Casorati - Nudo di schiena

[Image: Felice Casorati, Nude Seen from the Rear (1939), oil on canvas, 160 x 74 cm. Courtesy of Tornabuoni Art”]

Casorati’s art is some of the best shown here. His Nude Seen from the Rear (1939) benefits from its simplicity, muted coloration and shallow picture space. It is both tender in tone while being severe in its stylistic austerity. The two other nudes are also strong. The bust of a nude woman (1942) recalls Beckmann in its uses of black and strong shadows lightly modelled. There is another picture that looks effective. Unfortunately, the page gutter of the catalogue obscures the pivotal figure of the painting, making it impossible to view accurately. This is a flaw in book design. Casorati’s 1922 portrait of Silvana Cenni is an iconic portrait of the movement, the period and Italian traditional art. Casorati is described as a Magical Realist.

chirico new (1)

[Image: Giorgio de Chirico, Still-Life (1930), oil on canvas, 53.5 x 74 cm. Courtesy of Tornabuoni Art.]
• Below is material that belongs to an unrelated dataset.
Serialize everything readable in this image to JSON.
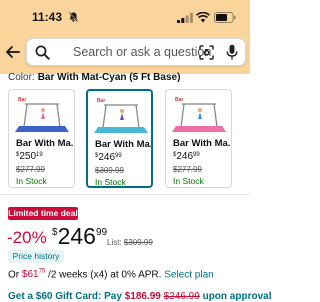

De Chirico’s art as a pictor classicus was not completely congruent with Novecento but Sarfatti’s inclusion of de Chirico’s still-lifes and nudes (and the art of Carrà) was perhaps a matter of prestige or credibility. In truth, their art is not dissonant in this company. Certainly, these two artists were deeply engaged with classical art, localism and a rejection of overt Modernism, which is Novecento at least, even if de Chirico’s engagement with Baroque art and Romanticism run counter to the austerity and primitivism of Fascist art. De Chirico’s nudes (including one exhibited here, dated 1923) and Carrà’s paint handling is more sensuous the other art in this catalogue. Morandi attached himself to Novecento because of a need to exhibit and sell art. He had the approval of Carrà’s positive approval in print in 1925. Sarfatti may have selected Morandi for his first Novecento group exhibition on the basis of this review.

The catalogue is in English and Italian and contains biographies of artists, facsimiles of documents (with translations) and a bibliography. Full-page illustrations face pages with comparative figures, often of pieces that were included in original Novecento exhibitions. Data gives information about the literature and exhibitions relating to the exhibits. This catalogue will help to spread knowledge of art beyond the well-known movements of Metaphysical Art and Futurism; that makes it a useful addition to any library covering Novecento and Modernist Italian and European art generally.

Flavia Frigeri, Janet Abramovicz, Morandi, Balla, de Chirico and Italian Painting 1920-1950, Tornabuoni Art, 2020, hardback, 175pp, fully illus., English/Italian text

For more information and buy the catalogue visit Tornabuoni website here: https://www.tornabuoniart.com/en/

© 2020 Alexander Adams

To see my books and art visit www.alexanderadams.art